Record extracts:

———

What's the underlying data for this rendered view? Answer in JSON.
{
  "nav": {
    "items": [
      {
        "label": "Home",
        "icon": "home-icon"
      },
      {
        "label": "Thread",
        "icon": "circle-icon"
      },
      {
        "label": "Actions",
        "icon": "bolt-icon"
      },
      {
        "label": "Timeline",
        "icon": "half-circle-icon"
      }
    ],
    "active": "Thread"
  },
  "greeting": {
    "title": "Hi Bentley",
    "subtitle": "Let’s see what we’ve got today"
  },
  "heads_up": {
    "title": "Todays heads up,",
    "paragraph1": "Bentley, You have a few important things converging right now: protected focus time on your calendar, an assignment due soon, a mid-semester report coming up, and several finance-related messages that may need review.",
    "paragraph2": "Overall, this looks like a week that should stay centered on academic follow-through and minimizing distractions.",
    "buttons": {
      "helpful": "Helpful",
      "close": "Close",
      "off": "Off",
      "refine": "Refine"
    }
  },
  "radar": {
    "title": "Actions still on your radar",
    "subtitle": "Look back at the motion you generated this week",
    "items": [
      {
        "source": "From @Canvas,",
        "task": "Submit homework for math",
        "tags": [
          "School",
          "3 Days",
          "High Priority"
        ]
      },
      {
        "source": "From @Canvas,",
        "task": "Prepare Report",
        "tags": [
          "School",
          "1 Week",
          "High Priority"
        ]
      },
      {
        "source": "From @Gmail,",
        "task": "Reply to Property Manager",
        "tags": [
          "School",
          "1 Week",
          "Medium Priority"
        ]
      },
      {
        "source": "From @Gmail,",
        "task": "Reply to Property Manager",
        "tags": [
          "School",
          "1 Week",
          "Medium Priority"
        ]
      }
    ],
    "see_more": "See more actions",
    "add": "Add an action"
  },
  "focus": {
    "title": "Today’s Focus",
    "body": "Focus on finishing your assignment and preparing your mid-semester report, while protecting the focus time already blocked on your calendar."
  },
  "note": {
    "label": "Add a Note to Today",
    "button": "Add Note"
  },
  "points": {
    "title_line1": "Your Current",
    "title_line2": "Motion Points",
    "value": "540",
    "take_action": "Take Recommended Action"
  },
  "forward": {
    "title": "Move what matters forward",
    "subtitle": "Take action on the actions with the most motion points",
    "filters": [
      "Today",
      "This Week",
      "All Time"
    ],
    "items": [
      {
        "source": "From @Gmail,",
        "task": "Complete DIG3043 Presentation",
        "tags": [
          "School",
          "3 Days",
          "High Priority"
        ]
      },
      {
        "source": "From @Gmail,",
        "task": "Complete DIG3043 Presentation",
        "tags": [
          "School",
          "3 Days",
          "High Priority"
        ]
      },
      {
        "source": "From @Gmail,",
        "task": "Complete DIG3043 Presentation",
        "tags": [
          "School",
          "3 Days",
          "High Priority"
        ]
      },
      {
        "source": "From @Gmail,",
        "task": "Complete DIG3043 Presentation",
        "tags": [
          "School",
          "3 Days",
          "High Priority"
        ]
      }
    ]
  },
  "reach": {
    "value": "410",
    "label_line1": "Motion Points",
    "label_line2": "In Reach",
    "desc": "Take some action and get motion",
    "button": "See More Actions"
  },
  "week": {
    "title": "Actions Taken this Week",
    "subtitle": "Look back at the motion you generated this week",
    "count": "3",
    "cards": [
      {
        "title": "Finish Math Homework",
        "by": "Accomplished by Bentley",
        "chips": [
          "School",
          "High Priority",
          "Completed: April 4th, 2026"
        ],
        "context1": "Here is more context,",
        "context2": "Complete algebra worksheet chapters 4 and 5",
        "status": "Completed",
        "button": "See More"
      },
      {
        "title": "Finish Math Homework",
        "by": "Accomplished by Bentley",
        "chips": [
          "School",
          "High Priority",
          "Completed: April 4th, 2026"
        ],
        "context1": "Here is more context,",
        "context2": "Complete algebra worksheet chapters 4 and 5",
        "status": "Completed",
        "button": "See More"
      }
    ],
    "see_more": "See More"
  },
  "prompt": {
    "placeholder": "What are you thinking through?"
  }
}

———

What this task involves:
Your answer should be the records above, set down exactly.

Answer to the problem:
What's the underlying data for this rendered view? Answer in JSON.
{
  "nav": {
    "items": [
      {
        "label": "Home",
        "icon": "home-icon"
      },
      {
        "label": "Thread",
        "icon": "circle-icon"
      },
      {
        "label": "Actions",
        "icon": "bolt-icon"
      },
      {
        "label": "Timeline",
        "icon": "half-circle-icon"
      }
    ],
    "active": "Thread"
  },
  "greeting": {
    "title": "Hi Bentley",
    "subtitle": "Let’s see what we’ve got today"
  },
  "heads_up": {
    "title": "Todays heads up,",
    "paragraph1": "Bentley, You have a few important things converging right now: protected focus time on your calendar, an assignment due soon, a mid-semester report coming up, and several finance-related messages that may need review.",
    "paragraph2": "Overall, this looks like a week that should stay centered on academic follow-through and minimizing distractions.",
    "buttons": {
      "helpful": "Helpful",
      "close": "Close",
      "off": "Off",
      "refine": "Refine"
    }
  },
  "radar": {
    "title": "Actions still on your radar",
    "subtitle": "Look back at the motion you generated this week",
    "items": [
      {
        "source": "From @Canvas,",
        "task": "Submit homework for math",
        "tags": [
          "School",
          "3 Days",
          "High Priority"
        ]
      },
      {
        "source": "From @Canvas,",
        "task": "Prepare Report",
        "tags": [
          "School",
          "1 Week",
          "High Priority"
        ]
      },
      {
        "source": "From @Gmail,",
        "task": "Reply to Property Manager",
        "tags": [
          "School",
          "1 Week",
          "Medium Priority"
        ]
      },
      {
        "source": "From @Gmail,",
        "task": "Reply to Property Manager",
        "tags": [
          "School",
          "1 Week",
          "Medium Priority"
        ]
      }
    ],
    "see_more": "See more actions",
    "add": "Add an action"
  },
  "focus": {
    "title": "Today’s Focus",
    "body": "Focus on finishing your assignment and preparing your mid-semester report, while protecting the focus time already blocked on your calendar."
  },
  "note": {
    "label": "Add a Note to Today",
    "button": "Add Note"
  },
  "points": {
    "title_line1": "Your Current",
    "title_line2": "Motion Points",
    "value": "540",
    "take_action": "Take Recommended Action"
  },
  "forward": {
    "title": "Move what matters forward",
    "subtitle": "Take action on the actions with the most motion points",
    "filters": [
      "Today",
      "This Week",
      "All Time"
    ],
    "items": [
      {
        "source": "From @Gmail,",
        "task": "Complete DIG3043 Presentation",
        "tags": [
          "School",
          "3 Days",
          "High Priority"
        ]
      },
      {
        "source": "From @Gmail,",
        "task": "Complete DIG3043 Presentation",
        "tags": [
          "School",
          "3 Days",
          "High Priority"
        ]
      },
      {
        "source": "From @Gmail,",
        "task": "Complete DIG3043 Presentation",
        "tags": [
          "School",
          "3 Days",
          "High Priority"
        ]
      },
      {
        "source": "From @Gmail,",
        "task": "Complete DIG3043 Presentation",
        "tags": [
          "School",
          "3 Days",
          "High Priority"
        ]
      }
    ]
  },
  "reach": {
    "value": "410",
    "label_line1": "Motion Points",
    "label_line2": "In Reach",
    "desc": "Take some action and get motion",
    "button": "See More Actions"
  },
  "week": {
    "title": "Actions Taken this Week",
    "subtitle": "Look back at the motion you generated this week",
    "count": "3",
    "cards": [
      {
        "title": "Finish Math Homework",
        "by": "Accomplished by Bentley",
        "chips": [
          "School",
          "High Priority",
          "Completed: April 4th, 2026"
        ],
        "context1": "Here is more context,",
        "context2": "Complete algebra worksheet chapters 4 and 5",
        "status": "Completed",
        "button": "See More"
      },
      {
        "title": "Finish Math Homework",
        "by": "Accomplished by Bentley",
        "chips": [
          "School",
          "High Priority",
          "Completed: April 4th, 2026"
        ],
        "context1": "Here is more context,",
        "context2": "Complete algebra worksheet chapters 4 and 5",
        "status": "Completed",
        "button": "See More"
      }
    ],
    "see_more": "See More"
  },
  "prompt": {
    "placeholder": "What are you thinking through?"
  }
}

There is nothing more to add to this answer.